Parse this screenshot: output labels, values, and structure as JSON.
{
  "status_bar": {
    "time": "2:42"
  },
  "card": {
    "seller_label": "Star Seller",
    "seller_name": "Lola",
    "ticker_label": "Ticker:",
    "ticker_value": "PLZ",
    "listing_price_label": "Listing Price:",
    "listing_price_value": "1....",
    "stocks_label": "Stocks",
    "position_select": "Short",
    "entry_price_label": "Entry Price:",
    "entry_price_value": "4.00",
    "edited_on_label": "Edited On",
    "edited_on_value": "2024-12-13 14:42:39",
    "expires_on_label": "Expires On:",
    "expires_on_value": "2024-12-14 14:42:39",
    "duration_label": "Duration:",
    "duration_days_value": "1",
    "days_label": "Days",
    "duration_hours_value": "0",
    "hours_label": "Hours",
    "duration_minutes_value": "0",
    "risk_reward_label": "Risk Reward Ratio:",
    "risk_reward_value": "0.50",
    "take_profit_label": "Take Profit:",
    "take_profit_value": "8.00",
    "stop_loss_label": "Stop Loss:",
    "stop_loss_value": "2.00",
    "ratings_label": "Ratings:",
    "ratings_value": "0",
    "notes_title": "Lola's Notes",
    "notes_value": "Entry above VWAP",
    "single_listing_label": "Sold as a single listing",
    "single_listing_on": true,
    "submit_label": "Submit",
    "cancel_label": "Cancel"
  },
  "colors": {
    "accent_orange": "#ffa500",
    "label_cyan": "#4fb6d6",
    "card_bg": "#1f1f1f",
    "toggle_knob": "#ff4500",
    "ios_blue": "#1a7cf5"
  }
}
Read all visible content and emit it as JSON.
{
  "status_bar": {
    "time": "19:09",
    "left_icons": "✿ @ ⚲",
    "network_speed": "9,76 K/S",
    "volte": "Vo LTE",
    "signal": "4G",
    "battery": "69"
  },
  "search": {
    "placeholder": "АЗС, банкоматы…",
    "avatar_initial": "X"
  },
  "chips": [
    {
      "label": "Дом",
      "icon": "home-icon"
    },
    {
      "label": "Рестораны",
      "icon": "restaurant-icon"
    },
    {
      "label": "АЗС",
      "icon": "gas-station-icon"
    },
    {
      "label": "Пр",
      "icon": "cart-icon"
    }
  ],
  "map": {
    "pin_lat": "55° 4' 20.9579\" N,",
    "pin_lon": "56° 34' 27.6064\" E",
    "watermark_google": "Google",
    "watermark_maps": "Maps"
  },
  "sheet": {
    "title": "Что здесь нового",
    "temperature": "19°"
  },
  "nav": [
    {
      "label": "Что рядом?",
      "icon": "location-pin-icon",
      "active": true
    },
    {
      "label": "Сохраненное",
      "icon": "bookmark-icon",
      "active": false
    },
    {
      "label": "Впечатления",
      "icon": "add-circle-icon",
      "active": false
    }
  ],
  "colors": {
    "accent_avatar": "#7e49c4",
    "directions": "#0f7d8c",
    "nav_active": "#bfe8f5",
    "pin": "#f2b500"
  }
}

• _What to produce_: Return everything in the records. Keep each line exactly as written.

• _The answer_:
Parse this screenshot: output labels, values, and structure as JSON.
{
  "status_bar": {
    "time": "2:42"
  },
  "card": {
    "seller_label": "Star Seller",
    "seller_name": "Lola",
    "ticker_label": "Ticker:",
    "ticker_value": "PLZ",
    "listing_price_label": "Listing Price:",
    "listing_price_value": "1....",
    "stocks_label": "Stocks",
    "position_select": "Short",
    "entry_price_label": "Entry Price:",
    "entry_price_value": "4.00",
    "edited_on_label": "Edited On",
    "edited_on_value": "2024-12-13 14:42:39",
    "expires_on_label": "Expires On:",
    "expires_on_value": "2024-12-14 14:42:39",
    "duration_label": "Duration:",
    "duration_days_value": "1",
    "days_label": "Days",
    "duration_hours_value": "0",
    "hours_label": "Hours",
    "duration_minutes_value": "0",
    "risk_reward_label": "Risk Reward Ratio:",
    "risk_reward_value": "0.50",
    "take_profit_label": "Take Profit:",
    "take_profit_value": "8.00",
    "stop_loss_label": "Stop Loss:",
    "stop_loss_value": "2.00",
    "ratings_label": "Ratings:",
    "ratings_value": "0",
    "notes_title": "Lola's Notes",
    "notes_value": "Entry above VWAP",
    "single_listing_label": "Sold as a single listing",
    "single_listing_on": true,
    "submit_label": "Submit",
    "cancel_label": "Cancel"
  },
  "colors": {
    "accent_orange": "#ffa500",
    "label_cyan": "#4fb6d6",
    "card_bg": "#1f1f1f",
    "toggle_knob": "#ff4500",
    "ios_blue": "#1a7cf5"
  }
}
Read all visible content and emit it as JSON.
{
  "status_bar": {
    "time": "19:09",
    "left_icons": "✿ @ ⚲",
    "network_speed": "9,76 K/S",
    "volte": "Vo LTE",
    "signal": "4G",
    "battery": "69"
  },
  "search": {
    "placeholder": "АЗС, банкоматы…",
    "avatar_initial": "X"
  },
  "chips": [
    {
      "label": "Дом",
      "icon": "home-icon"
    },
    {
      "label": "Рестораны",
      "icon": "restaurant-icon"
    },
    {
      "label": "АЗС",
      "icon": "gas-station-icon"
    },
    {
      "label": "Пр",
      "icon": "cart-icon"
    }
  ],
  "map": {
    "pin_lat": "55° 4' 20.9579\" N,",
    "pin_lon": "56° 34' 27.6064\" E",
    "watermark_google": "Google",
    "watermark_maps": "Maps"
  },
  "sheet": {
    "title": "Что здесь нового",
    "temperature": "19°"
  },
  "nav": [
    {
      "label": "Что рядом?",
      "icon": "location-pin-icon",
      "active": true
    },
    {
      "label": "Сохраненное",
      "icon": "bookmark-icon",
      "active": false
    },
    {
      "label": "Впечатления",
      "icon": "add-circle-icon",
      "active": false
    }
  ],
  "colors": {
    "accent_avatar": "#7e49c4",
    "directions": "#0f7d8c",
    "nav_active": "#bfe8f5",
    "pin": "#f2b500"
  }
}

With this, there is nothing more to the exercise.